Where in the records does the word "Apartment" appear? Copy each line that holds it.

Content starts

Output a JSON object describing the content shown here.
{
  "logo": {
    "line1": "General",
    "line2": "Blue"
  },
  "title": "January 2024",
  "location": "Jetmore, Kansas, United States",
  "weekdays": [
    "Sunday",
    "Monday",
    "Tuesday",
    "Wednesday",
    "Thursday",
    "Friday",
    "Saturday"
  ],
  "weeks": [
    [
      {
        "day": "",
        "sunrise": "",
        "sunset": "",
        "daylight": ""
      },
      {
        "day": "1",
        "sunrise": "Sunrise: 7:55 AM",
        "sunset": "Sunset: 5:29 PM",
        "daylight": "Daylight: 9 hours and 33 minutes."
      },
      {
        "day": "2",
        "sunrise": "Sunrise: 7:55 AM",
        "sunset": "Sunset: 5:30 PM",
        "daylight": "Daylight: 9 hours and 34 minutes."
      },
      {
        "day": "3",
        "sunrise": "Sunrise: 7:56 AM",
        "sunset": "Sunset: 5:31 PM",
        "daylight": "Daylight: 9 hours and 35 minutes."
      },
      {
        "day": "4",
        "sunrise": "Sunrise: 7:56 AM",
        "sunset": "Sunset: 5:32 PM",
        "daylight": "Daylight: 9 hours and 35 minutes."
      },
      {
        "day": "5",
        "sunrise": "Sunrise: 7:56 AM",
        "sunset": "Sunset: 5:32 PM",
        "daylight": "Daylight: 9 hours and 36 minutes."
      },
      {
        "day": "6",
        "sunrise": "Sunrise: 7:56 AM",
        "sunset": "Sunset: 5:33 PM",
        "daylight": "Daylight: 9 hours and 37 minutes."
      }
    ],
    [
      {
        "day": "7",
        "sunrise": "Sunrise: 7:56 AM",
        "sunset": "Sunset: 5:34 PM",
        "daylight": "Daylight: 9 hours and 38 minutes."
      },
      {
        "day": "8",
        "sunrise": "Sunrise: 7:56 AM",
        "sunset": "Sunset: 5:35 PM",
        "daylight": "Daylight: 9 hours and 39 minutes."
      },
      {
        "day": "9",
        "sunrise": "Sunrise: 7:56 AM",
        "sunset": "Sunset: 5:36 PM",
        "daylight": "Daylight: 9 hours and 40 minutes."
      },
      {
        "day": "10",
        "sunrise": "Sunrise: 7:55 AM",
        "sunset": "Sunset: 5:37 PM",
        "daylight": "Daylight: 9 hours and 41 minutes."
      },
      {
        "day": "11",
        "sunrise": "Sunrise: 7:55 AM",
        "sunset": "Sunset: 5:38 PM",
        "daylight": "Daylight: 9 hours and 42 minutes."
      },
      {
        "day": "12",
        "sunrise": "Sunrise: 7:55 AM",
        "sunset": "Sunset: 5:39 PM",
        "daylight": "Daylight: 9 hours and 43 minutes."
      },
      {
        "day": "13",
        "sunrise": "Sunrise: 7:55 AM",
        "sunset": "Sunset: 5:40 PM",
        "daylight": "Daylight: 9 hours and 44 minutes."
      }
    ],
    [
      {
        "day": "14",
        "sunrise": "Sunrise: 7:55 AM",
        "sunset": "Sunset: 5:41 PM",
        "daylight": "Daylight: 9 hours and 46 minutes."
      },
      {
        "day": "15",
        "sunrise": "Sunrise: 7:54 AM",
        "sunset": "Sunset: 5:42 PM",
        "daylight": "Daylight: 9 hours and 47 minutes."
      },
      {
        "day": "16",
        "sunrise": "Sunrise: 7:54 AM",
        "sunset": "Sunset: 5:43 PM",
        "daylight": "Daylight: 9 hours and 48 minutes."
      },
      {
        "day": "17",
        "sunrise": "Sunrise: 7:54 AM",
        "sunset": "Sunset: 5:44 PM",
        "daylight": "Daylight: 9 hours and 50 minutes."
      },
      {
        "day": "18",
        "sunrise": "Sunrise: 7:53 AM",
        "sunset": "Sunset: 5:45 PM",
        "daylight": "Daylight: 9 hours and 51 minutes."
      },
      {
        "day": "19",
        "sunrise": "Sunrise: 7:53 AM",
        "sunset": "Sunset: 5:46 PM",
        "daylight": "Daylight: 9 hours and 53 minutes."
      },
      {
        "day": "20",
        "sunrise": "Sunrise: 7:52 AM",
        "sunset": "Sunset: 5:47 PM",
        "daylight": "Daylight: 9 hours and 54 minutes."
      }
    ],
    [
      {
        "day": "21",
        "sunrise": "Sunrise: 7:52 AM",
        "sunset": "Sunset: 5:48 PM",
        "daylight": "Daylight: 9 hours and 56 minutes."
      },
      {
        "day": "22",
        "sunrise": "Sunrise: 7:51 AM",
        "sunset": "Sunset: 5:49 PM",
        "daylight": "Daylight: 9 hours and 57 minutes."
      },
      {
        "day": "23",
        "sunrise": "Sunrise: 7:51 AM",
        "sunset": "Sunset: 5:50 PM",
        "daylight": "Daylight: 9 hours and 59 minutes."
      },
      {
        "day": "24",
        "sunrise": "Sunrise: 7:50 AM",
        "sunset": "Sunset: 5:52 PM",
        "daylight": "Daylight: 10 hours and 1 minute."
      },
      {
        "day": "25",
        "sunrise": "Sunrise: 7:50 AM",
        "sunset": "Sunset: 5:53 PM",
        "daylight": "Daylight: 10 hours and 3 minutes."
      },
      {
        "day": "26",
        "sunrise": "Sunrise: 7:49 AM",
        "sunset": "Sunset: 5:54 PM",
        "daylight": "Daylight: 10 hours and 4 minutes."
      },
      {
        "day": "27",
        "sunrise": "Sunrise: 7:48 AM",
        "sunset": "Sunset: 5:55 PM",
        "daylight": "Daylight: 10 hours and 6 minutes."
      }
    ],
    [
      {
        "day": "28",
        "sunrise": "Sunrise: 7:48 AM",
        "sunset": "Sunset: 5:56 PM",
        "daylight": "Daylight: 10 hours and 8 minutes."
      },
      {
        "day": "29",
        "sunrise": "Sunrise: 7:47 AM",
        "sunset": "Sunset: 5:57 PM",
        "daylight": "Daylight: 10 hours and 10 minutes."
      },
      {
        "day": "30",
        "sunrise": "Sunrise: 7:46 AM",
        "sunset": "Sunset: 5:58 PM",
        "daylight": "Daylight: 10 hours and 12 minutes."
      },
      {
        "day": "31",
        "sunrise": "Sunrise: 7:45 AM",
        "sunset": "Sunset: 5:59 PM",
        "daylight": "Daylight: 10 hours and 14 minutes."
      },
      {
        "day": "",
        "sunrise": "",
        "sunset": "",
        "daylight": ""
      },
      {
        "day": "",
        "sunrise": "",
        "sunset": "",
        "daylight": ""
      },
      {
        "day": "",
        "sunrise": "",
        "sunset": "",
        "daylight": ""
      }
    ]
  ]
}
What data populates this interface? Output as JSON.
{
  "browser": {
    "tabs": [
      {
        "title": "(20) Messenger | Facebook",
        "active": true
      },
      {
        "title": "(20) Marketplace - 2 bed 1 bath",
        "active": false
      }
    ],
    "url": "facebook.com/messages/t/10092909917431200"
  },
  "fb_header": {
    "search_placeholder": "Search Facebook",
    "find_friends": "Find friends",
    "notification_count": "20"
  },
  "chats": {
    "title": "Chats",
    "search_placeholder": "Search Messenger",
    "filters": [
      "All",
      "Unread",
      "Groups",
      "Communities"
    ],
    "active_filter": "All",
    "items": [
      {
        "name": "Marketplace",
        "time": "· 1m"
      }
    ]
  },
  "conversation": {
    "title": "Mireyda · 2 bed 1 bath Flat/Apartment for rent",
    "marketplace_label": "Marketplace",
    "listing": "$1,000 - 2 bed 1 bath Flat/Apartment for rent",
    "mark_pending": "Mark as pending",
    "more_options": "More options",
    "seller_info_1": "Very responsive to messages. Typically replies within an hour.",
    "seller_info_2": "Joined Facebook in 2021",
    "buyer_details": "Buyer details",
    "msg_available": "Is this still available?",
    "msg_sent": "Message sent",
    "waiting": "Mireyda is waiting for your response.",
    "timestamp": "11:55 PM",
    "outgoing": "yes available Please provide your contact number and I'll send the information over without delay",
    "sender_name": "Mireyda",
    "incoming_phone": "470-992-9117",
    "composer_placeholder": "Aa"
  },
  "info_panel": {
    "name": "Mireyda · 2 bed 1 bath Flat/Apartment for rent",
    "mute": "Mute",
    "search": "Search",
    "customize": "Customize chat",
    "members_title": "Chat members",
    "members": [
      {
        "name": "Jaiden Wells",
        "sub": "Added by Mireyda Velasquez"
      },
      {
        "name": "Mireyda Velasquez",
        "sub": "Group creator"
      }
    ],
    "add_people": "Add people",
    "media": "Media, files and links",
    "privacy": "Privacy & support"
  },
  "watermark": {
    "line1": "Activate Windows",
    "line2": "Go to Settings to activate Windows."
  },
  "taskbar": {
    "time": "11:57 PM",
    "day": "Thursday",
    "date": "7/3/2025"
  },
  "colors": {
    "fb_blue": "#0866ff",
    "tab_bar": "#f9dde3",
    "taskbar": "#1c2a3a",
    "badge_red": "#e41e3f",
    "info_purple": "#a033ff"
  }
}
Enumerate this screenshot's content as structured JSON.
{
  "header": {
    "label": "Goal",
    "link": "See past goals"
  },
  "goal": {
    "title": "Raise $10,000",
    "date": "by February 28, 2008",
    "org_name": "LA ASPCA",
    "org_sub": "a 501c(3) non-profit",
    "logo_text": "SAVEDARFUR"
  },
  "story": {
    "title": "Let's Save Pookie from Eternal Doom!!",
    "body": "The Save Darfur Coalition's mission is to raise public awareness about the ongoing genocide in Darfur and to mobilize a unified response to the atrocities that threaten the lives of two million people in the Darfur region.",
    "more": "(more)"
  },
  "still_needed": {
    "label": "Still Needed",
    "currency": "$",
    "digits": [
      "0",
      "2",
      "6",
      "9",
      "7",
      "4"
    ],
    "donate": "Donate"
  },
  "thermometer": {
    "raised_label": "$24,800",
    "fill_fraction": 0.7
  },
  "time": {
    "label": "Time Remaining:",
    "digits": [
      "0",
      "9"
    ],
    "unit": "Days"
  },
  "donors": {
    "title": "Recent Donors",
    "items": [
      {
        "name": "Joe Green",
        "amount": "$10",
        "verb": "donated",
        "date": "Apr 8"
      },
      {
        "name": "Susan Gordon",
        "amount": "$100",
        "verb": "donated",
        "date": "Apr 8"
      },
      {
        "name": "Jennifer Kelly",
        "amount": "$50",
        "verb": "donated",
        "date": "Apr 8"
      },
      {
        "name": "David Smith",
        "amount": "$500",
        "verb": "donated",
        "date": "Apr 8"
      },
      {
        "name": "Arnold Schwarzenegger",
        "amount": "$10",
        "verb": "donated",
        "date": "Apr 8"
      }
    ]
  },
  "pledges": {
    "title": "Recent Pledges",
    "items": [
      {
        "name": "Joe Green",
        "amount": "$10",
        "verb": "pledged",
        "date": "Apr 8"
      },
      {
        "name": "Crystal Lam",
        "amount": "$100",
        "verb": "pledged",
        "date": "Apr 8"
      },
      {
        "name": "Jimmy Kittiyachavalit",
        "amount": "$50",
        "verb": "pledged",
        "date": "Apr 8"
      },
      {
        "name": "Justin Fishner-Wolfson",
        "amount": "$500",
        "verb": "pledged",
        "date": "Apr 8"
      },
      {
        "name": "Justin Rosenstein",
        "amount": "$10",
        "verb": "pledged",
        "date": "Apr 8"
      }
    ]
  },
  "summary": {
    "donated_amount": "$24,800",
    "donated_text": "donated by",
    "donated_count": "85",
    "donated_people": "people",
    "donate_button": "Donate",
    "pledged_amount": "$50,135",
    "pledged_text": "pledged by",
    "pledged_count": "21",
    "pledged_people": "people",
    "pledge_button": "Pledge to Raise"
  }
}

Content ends

== RESPONSE TO THE TASK ==
    "title": "Mireyda · 2 bed 1 bath Flat/Apartment for rent",
    "listing": "$1,000 - 2 bed 1 bath Flat/Apartment for rent",
    "name": "Mireyda · 2 bed 1 bath Flat/Apartment for rent",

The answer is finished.